Aim of the exercise
Check each line of the entries below for the string "Česku" and state how many lines have it, with no other text.

Supplied information
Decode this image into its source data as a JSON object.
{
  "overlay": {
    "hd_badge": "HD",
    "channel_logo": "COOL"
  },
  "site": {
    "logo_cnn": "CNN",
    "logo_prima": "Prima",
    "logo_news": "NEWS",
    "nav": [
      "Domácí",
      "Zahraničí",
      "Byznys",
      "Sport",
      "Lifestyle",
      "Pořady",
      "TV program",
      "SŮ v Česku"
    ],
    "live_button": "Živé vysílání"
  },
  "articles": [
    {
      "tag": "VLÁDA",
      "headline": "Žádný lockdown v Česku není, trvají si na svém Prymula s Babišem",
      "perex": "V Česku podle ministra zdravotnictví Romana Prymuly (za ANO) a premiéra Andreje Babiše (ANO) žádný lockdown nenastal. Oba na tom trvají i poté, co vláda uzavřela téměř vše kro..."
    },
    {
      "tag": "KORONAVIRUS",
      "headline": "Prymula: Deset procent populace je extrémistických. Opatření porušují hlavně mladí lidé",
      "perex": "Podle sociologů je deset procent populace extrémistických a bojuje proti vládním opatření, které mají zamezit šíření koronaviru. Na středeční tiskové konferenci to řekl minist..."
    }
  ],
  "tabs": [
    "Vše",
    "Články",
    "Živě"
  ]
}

Output below
3